- [Your objective]:
Drop every picture and give the entries back exactly.

[Provided entries — start]

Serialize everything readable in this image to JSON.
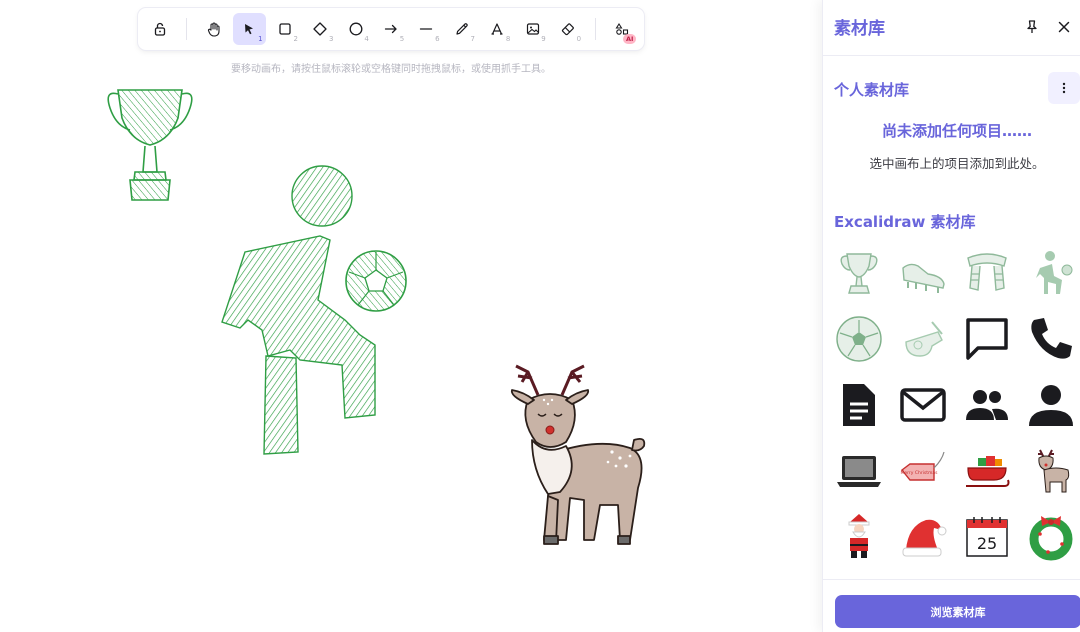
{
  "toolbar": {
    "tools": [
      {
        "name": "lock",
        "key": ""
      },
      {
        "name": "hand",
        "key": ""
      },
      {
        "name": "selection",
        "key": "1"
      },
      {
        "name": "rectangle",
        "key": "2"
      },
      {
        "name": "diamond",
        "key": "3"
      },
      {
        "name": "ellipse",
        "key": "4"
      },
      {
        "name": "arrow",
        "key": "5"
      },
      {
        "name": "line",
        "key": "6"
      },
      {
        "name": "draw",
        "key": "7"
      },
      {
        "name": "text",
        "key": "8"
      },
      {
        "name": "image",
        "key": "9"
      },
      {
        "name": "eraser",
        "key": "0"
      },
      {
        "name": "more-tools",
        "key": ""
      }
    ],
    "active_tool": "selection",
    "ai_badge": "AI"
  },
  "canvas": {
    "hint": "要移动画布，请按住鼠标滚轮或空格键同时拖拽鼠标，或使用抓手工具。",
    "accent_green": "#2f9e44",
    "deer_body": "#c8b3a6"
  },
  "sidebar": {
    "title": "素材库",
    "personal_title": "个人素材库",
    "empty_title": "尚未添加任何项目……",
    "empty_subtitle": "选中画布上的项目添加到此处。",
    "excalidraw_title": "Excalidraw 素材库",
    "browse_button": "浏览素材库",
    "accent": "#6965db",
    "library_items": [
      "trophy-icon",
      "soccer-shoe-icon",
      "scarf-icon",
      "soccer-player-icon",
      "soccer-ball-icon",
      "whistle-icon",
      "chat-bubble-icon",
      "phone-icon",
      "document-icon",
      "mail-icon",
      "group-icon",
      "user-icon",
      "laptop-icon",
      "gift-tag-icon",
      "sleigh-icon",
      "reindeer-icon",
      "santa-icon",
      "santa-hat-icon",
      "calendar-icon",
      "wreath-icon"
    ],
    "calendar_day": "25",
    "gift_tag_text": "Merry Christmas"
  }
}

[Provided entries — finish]

- [Answer]:
Serialize everything readable in this image to JSON.
{
  "toolbar": {
    "tools": [
      {
        "name": "lock",
        "key": ""
      },
      {
        "name": "hand",
        "key": ""
      },
      {
        "name": "selection",
        "key": "1"
      },
      {
        "name": "rectangle",
        "key": "2"
      },
      {
        "name": "diamond",
        "key": "3"
      },
      {
        "name": "ellipse",
        "key": "4"
      },
      {
        "name": "arrow",
        "key": "5"
      },
      {
        "name": "line",
        "key": "6"
      },
      {
        "name": "draw",
        "key": "7"
      },
      {
        "name": "text",
        "key": "8"
      },
      {
        "name": "image",
        "key": "9"
      },
      {
        "name": "eraser",
        "key": "0"
      },
      {
        "name": "more-tools",
        "key": ""
      }
    ],
    "active_tool": "selection",
    "ai_badge": "AI"
  },
  "canvas": {
    "hint": "要移动画布，请按住鼠标滚轮或空格键同时拖拽鼠标，或使用抓手工具。",
    "accent_green": "#2f9e44",
    "deer_body": "#c8b3a6"
  },
  "sidebar": {
    "title": "素材库",
    "personal_title": "个人素材库",
    "empty_title": "尚未添加任何项目……",
    "empty_subtitle": "选中画布上的项目添加到此处。",
    "excalidraw_title": "Excalidraw 素材库",
    "browse_button": "浏览素材库",
    "accent": "#6965db",
    "library_items": [
      "trophy-icon",
      "soccer-shoe-icon",
      "scarf-icon",
      "soccer-player-icon",
      "soccer-ball-icon",
      "whistle-icon",
      "chat-bubble-icon",
      "phone-icon",
      "document-icon",
      "mail-icon",
      "group-icon",
      "user-icon",
      "laptop-icon",
      "gift-tag-icon",
      "sleigh-icon",
      "reindeer-icon",
      "santa-icon",
      "santa-hat-icon",
      "calendar-icon",
      "wreath-icon"
    ],
    "calendar_day": "25",
    "gift_tag_text": "Merry Christmas"
  }
}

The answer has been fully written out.